Multifamily Tax Exemption Program makes housing affordable to more renters.
As urban centers grow, the need for housing is increasing dramatically. Affordable housing arguably presents the greatest gap between supply and demand, and its incorporation in Vulcan Real Estate’s market-rate projects is a high priority.
According to the April 2021 Market Rate Housing Needs and Supply Analysis, commissioned by Seattle, the city faces a shortage of nearly 21,000 rental units that are affordable and available to households earning 80 percent or less of the area median income (AMI). Demand for rental housing for these households is growing rapidly and continues to be underserved. No single tool will solve the affordability crisis, but replicable strategies exist that work to produce housing that can help change the current trajectory.
In Seattle’s Yesler Terrace community, for example, 20 percent of Vulcan’s rental apartments are affordable to households earning 65 to 80 percent of AMI.
Completed in 2018 and 2019, Batik and Cypress, the company’s first two projects at Yesler, are connected to the surrounding neighborhood and designed to bring neighbors and residents together, making it a place where people of all incomes, ages, and cultures are welcome. From the carefully selected artwork that celebrates diversity to the ground-level apartments with stoops, the community offers opportunities for residents of the 432 homes to interact within an immersive, multicultural environment.
A third project, Wayfarer, broke ground in early 2022 and will add 261 homes with a similar ratio of affordable units. A fourth site now in design will bring Vulcan’s Yesler portfolio to more than 1,000 apartment units, including over 200 units of affordable rent- and income-restricted housing.
Immediately east of Seattle’s central business district, Yesler Terrace was originally developed in the 1940s by the Seattle Housing Authority (SHA) as the city’s first publicly subsidized housing community. When the existing 561 low-income housing units were at the end of their useful life, SHA began to master plan the 30 acres (12 ha) as a mixed-income, transit-oriented neighborhood that would provide attractive new housing for residents across a broad range of incomes.
The Yesler Terrace Development Plan included upgrading neighborhood infrastructure, replacing dilapidated housing with new low-income apartments, and expanding the community to some 5,000 residential units.

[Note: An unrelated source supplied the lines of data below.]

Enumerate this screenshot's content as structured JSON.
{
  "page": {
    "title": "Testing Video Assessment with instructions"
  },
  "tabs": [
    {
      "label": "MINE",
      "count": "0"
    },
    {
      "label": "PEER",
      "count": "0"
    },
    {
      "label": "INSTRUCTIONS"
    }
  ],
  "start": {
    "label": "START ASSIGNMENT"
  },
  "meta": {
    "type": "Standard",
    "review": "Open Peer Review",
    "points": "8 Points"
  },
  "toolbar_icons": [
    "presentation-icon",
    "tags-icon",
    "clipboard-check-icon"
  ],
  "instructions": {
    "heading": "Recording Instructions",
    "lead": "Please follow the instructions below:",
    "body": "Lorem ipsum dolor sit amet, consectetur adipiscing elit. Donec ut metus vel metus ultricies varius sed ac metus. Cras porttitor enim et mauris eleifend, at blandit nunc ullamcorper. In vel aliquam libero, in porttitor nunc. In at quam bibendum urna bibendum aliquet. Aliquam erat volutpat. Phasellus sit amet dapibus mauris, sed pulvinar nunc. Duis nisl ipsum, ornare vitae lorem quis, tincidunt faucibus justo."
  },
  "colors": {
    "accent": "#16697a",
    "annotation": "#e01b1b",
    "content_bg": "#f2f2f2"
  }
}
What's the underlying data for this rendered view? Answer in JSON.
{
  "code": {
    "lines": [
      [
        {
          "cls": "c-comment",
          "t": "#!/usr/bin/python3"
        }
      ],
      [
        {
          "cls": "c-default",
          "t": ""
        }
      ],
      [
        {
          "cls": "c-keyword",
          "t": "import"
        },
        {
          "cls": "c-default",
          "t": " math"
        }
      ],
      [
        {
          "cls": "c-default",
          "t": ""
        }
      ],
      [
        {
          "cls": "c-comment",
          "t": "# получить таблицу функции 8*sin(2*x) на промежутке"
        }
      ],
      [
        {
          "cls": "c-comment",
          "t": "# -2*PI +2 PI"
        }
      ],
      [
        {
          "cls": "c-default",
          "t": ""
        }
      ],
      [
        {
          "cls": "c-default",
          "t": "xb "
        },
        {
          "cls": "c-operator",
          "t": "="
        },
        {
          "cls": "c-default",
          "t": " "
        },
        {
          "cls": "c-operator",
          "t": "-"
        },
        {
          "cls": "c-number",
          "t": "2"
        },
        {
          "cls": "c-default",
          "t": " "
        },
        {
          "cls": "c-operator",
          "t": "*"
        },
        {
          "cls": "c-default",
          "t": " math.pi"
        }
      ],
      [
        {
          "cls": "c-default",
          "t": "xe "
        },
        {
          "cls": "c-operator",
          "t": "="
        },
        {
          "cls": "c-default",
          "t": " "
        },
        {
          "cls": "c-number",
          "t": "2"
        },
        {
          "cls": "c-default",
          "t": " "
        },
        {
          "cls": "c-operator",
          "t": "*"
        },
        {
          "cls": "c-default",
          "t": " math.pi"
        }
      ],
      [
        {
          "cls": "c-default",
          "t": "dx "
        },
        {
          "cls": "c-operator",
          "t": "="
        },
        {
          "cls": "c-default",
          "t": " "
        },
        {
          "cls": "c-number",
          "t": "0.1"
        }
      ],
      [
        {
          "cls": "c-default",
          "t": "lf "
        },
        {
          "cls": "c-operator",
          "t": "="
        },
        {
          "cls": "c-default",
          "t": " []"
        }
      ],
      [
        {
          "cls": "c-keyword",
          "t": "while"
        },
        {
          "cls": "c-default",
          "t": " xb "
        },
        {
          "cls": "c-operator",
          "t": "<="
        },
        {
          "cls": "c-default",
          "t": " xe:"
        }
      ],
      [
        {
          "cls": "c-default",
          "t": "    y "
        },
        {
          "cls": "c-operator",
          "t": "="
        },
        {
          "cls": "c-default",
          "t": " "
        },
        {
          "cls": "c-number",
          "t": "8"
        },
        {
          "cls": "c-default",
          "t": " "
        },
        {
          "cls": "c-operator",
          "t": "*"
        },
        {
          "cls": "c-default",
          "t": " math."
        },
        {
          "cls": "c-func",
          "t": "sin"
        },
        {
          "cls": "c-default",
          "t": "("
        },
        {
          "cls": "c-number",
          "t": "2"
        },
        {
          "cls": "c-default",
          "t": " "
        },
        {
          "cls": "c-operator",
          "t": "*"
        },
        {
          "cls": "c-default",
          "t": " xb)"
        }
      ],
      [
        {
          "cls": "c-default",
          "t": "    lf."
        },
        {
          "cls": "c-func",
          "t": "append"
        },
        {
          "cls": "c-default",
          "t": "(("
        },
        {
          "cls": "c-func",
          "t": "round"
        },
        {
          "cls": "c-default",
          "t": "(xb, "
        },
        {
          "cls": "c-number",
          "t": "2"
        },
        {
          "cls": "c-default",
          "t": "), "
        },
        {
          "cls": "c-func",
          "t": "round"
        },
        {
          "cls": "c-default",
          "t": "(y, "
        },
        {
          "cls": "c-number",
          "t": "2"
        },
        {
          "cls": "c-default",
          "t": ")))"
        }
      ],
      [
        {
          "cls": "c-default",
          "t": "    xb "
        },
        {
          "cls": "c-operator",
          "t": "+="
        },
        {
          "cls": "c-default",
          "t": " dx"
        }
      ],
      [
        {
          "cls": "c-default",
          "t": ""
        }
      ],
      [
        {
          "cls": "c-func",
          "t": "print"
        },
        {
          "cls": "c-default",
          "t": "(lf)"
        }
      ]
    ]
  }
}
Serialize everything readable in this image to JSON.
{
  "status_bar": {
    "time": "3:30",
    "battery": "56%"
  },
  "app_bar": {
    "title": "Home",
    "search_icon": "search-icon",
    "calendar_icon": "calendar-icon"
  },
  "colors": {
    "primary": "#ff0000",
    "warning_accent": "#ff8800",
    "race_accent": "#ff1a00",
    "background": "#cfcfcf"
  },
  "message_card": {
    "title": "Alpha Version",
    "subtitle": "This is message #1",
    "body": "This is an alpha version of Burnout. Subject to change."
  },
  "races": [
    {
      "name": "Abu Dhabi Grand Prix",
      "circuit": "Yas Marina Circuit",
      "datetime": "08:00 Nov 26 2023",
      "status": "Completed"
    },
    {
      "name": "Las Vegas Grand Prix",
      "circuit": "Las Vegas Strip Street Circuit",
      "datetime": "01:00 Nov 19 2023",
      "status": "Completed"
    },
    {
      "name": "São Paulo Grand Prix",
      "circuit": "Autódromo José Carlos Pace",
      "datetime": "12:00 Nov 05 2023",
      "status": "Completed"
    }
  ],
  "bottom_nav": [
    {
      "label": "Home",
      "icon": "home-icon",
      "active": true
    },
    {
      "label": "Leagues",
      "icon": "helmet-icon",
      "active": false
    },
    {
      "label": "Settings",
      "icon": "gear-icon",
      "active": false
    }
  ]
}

Vulcan was selected by SHA as the first private developer to invest at Yesler through its purchase of three sites in the master-planned community.
By overlaying a city program known as the Multifamily Tax Exemption (MFTE) Program, Vulcan was able to expand the affordability of some of the dedicated units, from 80 percent of AMI to 65 percent.
As urban land prices surge and construction costs mount, for-profit developers are finding it increasingly challenging to generate market rates of return when including affordable housing in their projects.
Designed to support mixed-income development and to ensure increased affordability as the city population rises, MFTE is a voluntary program that provides developers with a property tax exemption for a set period during which a portion of the units are offered at below-market rents determined by the Seattle Office of Housing. The exemption helps offset the lower net operating income attributable to below-market rents for the affordable housing and helps the developer achieve a market return on its investment.
Nearby, Vulcan partnered with the city of Bellevue and other stakeholders to suggest updates to stimulate participation in that city’s MFTE Program. Unanimously approved by the City Council and adopted in 2021, the revised MFTE Program provides sufficient incentives to encourage the development of affordable housing and paves the way for Ondina, Vulcan’s first mixed-income residential project in Bellevue.
Participation in the MFTE has enabled Vulcan to meet its affordable housing production goals throughout Greater Seattle. To date, 20 percent of its 2,860 market rate units are affordable to households earning 65 to 85 percent of AMI.
Affordable housing is not an easy problem to tackle, but through creative partnerships and strategies that provide adequate incentives, developers can improve the supply of and access to equitable housing opportunities.
ADA M. HEALEY, chief real estate officer of Vulcan, is former co-chair of Seattle’s Affordable Middle-Income Housing Advisory Council under Mayor Jenny A. Durkan and former president of ULI Northwest. She is a member of ULI’s Urban Development and Mixed Use Council.